The holiness that will be rewarded in heaven is a persistent holiness.  Read through the entire Bible, and I promise you, you won’t find one reference to a “crown in heaven” that goes to the person who had the “happiest” life on earth.   That reward just doesn’t exist.  Nor is there a heavenly ribbon for the Christian who felt the least amount of pain (pg. 110).

My wife, Amy, can anticipate such a reward from our Lord.   When she had every right to divorce me for my unfaithfulness she chose instead to surrender her felt needs of attaining personal happiness and pursue instead God’s radical call to holiness.   As Amy chose to focus on the things that are above she became a living signpost here below of the God who forgives and heals and restores.   Our marriage today is a testimony to the sort of joy that can come from a life submitted wholly to God’s will rather than our own.
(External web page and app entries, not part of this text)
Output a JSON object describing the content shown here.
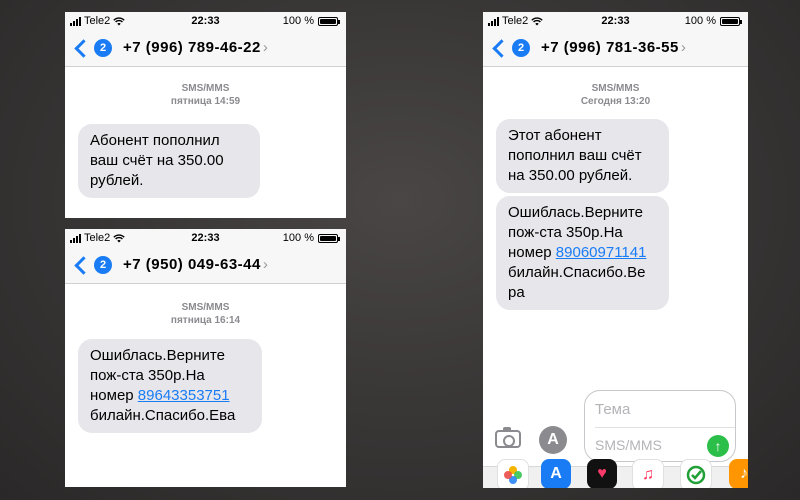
{
  "status": {
    "carrier": "Tele2",
    "time": "22:33",
    "battery": "100 %"
  },
  "screens": [
    {
      "badge": "2",
      "contact": "+7 (996) 789-46-22",
      "service": "SMS/MMS",
      "date": "пятница 14:59",
      "messages": [
        "Абонент пополнил ваш счёт на 350.00 рублей."
      ]
    },
    {
      "badge": "2",
      "contact": "+7 (950) 049-63-44",
      "service": "SMS/MMS",
      "date": "пятница 16:14",
      "message_before": "Ошиблась.Верните пож-ста 350р.На номер",
      "link": "89643353751",
      "message_after": "билайн.Спасибо.Ева"
    },
    {
      "badge": "2",
      "contact": "+7 (996) 781-36-55",
      "service": "SMS/MMS",
      "date": "Сегодня 13:20",
      "messages": [
        "Этот абонент пополнил ваш счёт на 350.00 рублей."
      ],
      "message_before": "Ошиблась.Верните пож-ста 350р.На номер",
      "link": "89060971141",
      "message_after": "билайн.Спасибо.Ве ра",
      "composer": {
        "subject_placeholder": "Тема",
        "message_placeholder": "SMS/MMS"
      }
    }
  ],
  "colors": {
    "accent": "#1a7cf5",
    "bubble": "#e6e6eb",
    "send": "#2bbf4a"
  },
  "icons": [
    "signal-icon",
    "wifi-icon",
    "battery-icon",
    "back-chevron-icon",
    "camera-icon",
    "appstore-icon",
    "send-arrow-icon",
    "photos-icon",
    "heart-app-icon",
    "music-icon",
    "sberbank-icon"
  ]
}
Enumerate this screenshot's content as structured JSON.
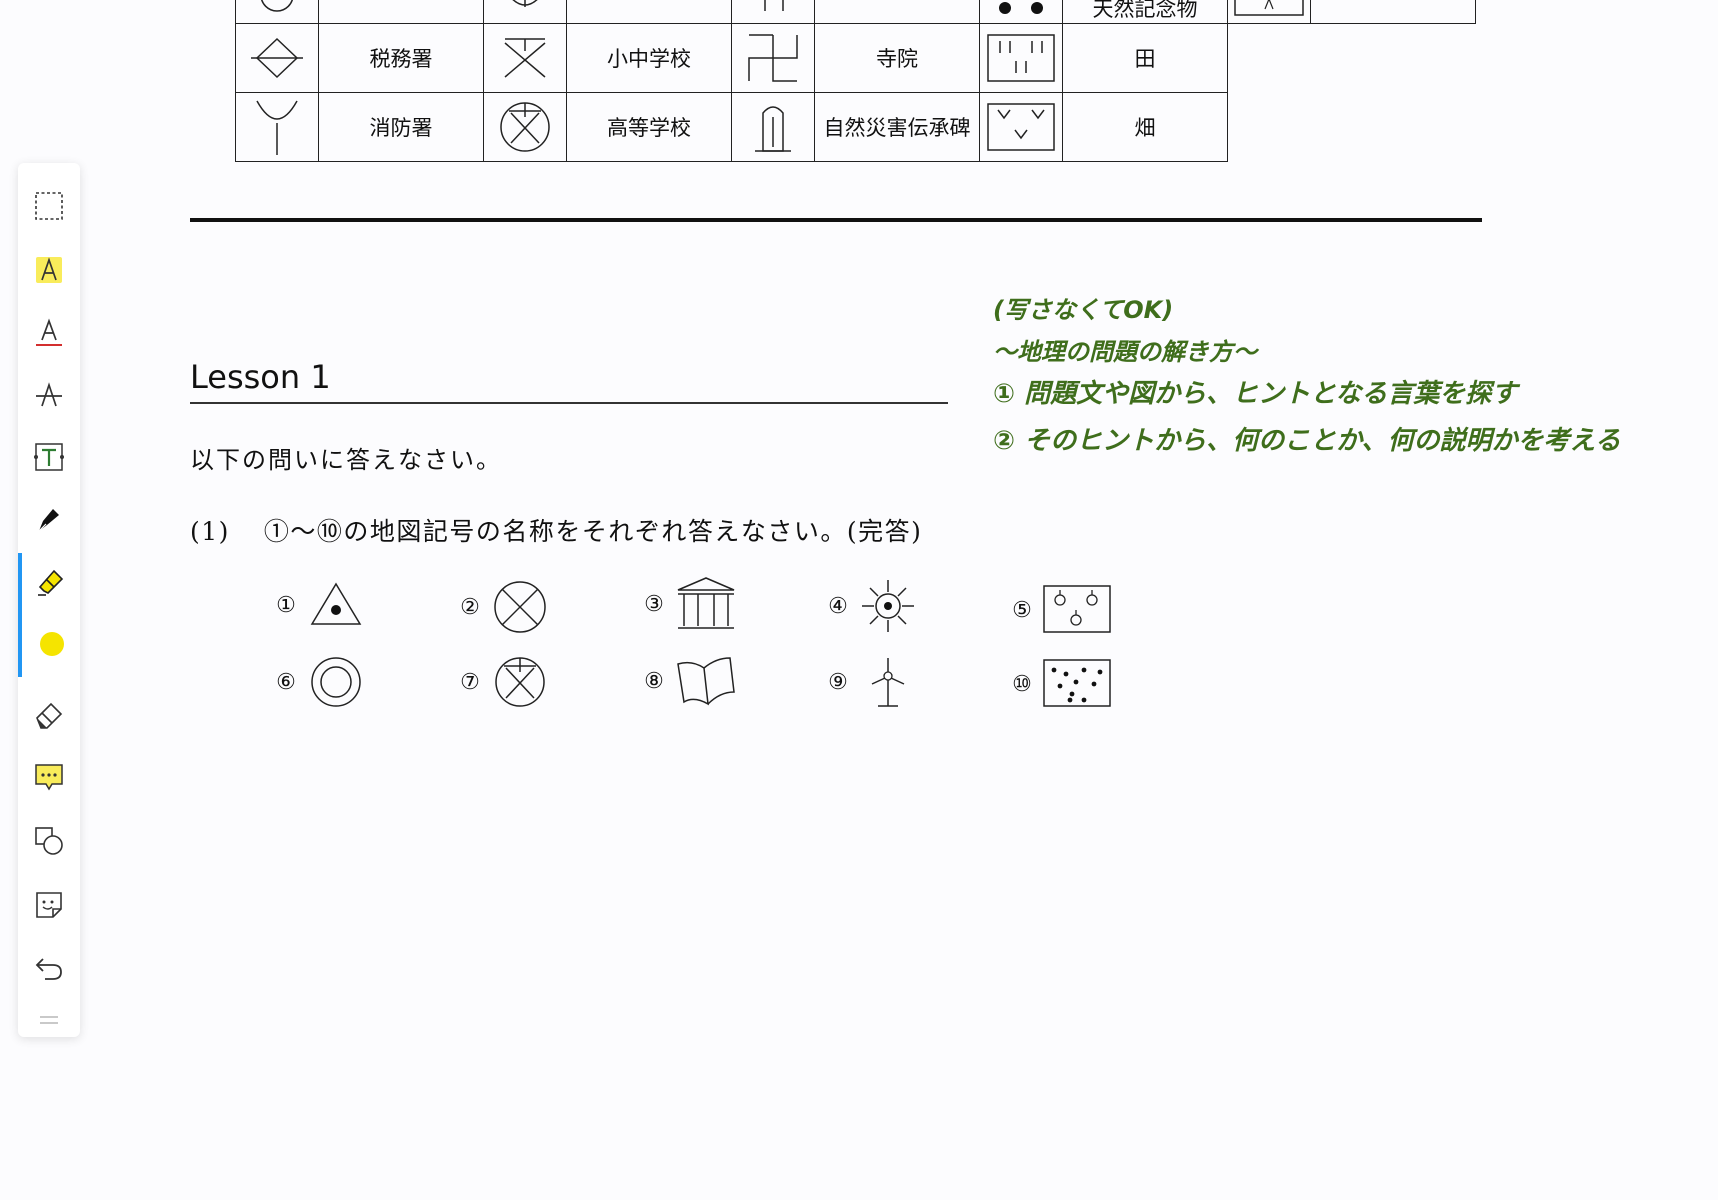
{
  "table": {
    "top_row": [
      "",
      "",
      "",
      "天然記念物",
      ""
    ],
    "rows": [
      {
        "names": [
          "税務署",
          "小中学校",
          "寺院",
          "田"
        ]
      },
      {
        "names": [
          "消防署",
          "高等学校",
          "自然災害伝承碑",
          "畑"
        ]
      }
    ]
  },
  "lesson": {
    "title": "Lesson 1",
    "instruction": "以下の問いに答えなさい。",
    "question_number": "(1)",
    "question_text": "①～⑩の地図記号の名称をそれぞれ答えなさい。(完答)"
  },
  "symbols": [
    {
      "num": "①",
      "icon": "triangle-dot-icon"
    },
    {
      "num": "②",
      "icon": "circle-x-icon"
    },
    {
      "num": "③",
      "icon": "museum-icon"
    },
    {
      "num": "④",
      "icon": "sun-rays-icon"
    },
    {
      "num": "⑤",
      "icon": "orchard-icon"
    },
    {
      "num": "⑥",
      "icon": "double-circle-icon"
    },
    {
      "num": "⑦",
      "icon": "circle-x-bar-icon"
    },
    {
      "num": "⑧",
      "icon": "open-book-icon"
    },
    {
      "num": "⑨",
      "icon": "windmill-icon"
    },
    {
      "num": "⑩",
      "icon": "dots-field-icon"
    }
  ],
  "notes": {
    "line1": "(写さなくてOK)",
    "line2": "～地理の問題の解き方～",
    "line3": "① 問題文や図から、ヒントとなる言葉を探す",
    "line4": "② そのヒントから、何のことか、何の説明かを考える",
    "color": "#3f6e1c"
  },
  "toolbar": {
    "tools": [
      "lasso-select-icon",
      "highlight-text-icon",
      "underline-text-icon",
      "strikethrough-text-icon",
      "text-box-icon",
      "pen-icon",
      "highlighter-icon",
      "color-yellow-icon",
      "eraser-icon",
      "comment-icon",
      "shapes-icon",
      "sticker-icon",
      "undo-icon"
    ],
    "active_tool": "highlighter-icon",
    "accent": "#2196f3",
    "highlight_color": "#f5e400"
  }
}
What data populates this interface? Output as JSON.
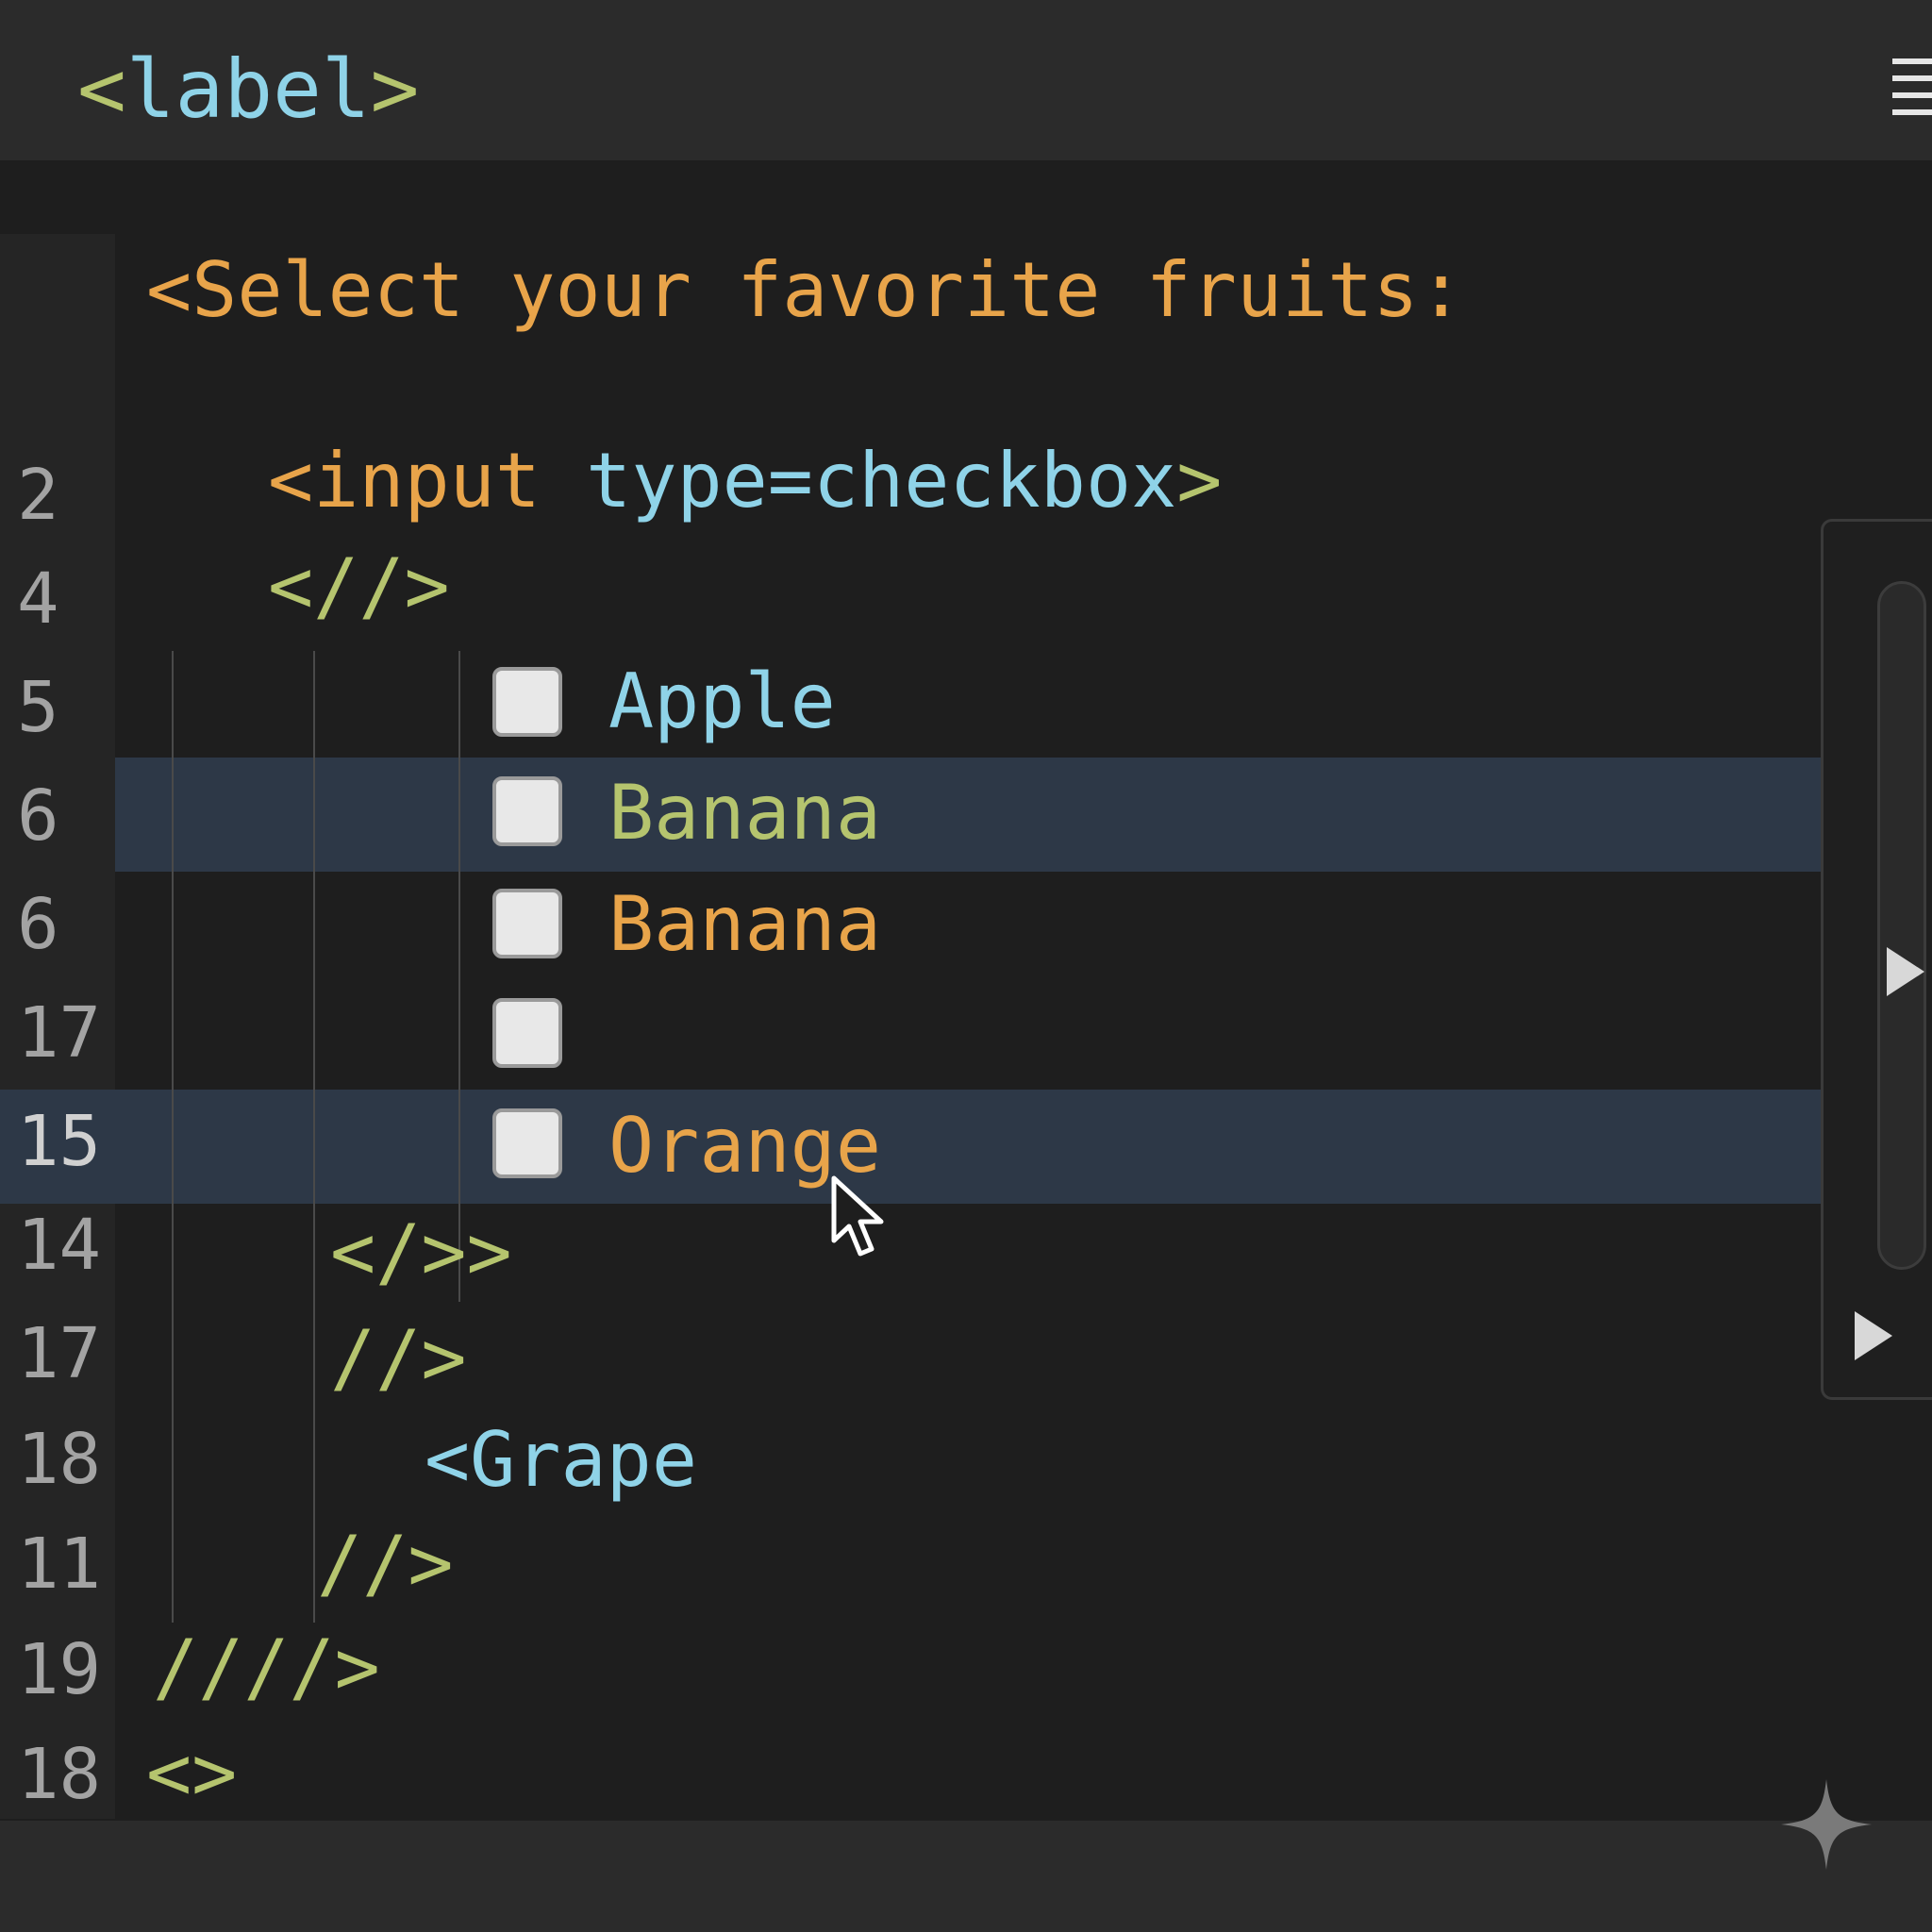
{
  "title_bar": {
    "title_open": "<",
    "title_word": "label",
    "title_close": ">",
    "menu_icon": "hamburger-menu-icon"
  },
  "editor": {
    "heading_line": "<Select your favorite fruits:",
    "lines": [
      {
        "num": "2",
        "parts": [
          "<input",
          " type=checkbox",
          ">"
        ]
      },
      {
        "num": "4",
        "text": "<//>"
      },
      {
        "num": "5",
        "label": "Apple",
        "checked": false
      },
      {
        "num": "6",
        "label": "Banana",
        "checked": false
      },
      {
        "num": "6",
        "label": "Banana",
        "checked": false
      },
      {
        "num": "17",
        "label": "",
        "checked": false
      },
      {
        "num": "15",
        "label": "Orange",
        "checked": false
      },
      {
        "num": "14",
        "text": "</>>"
      },
      {
        "num": "17",
        "text": "//>"
      },
      {
        "num": "18",
        "text": "<Grape"
      },
      {
        "num": "11",
        "text": "//>"
      },
      {
        "num": "19",
        "text": "////>"
      },
      {
        "num": "18",
        "text": "<>"
      }
    ]
  },
  "side_panel": {
    "arrow_icons": [
      "play-arrow-icon",
      "play-arrow-icon"
    ]
  },
  "colors": {
    "background": "#1e1e1e",
    "orange": "#e8a44a",
    "cyan": "#8fd3e8",
    "green": "#b5c46e",
    "highlight": "#2d3847"
  }
}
Tragically, this sort of testimony has become the exception rather than the rule even among Christian marriages.   Amy and I talk often about how sad it is that our story of reconciliation and forgiveness is heralded among Christians as miraculous and extraordinary.   While we give glory to God for the work He has accomplished in us, both personally and as a family, we contend that our story ought to be common-place among the Church.   We pray for and long for the day when people will hear our testimony and compare it to numerous examples of the same they have experienced in their own church.

Your past, like our own, may be littered with sinful decisions and mistakes.  God is faithful to forgive and is more than willing and able to bring healing to your soul.   It will not come without a fight, nor will it come by pursuing your own happiness.   It comes through the pursuit of holiness.  And this is God’s will for you and I, beginning today.

How will you choose to be holy in your marriage today?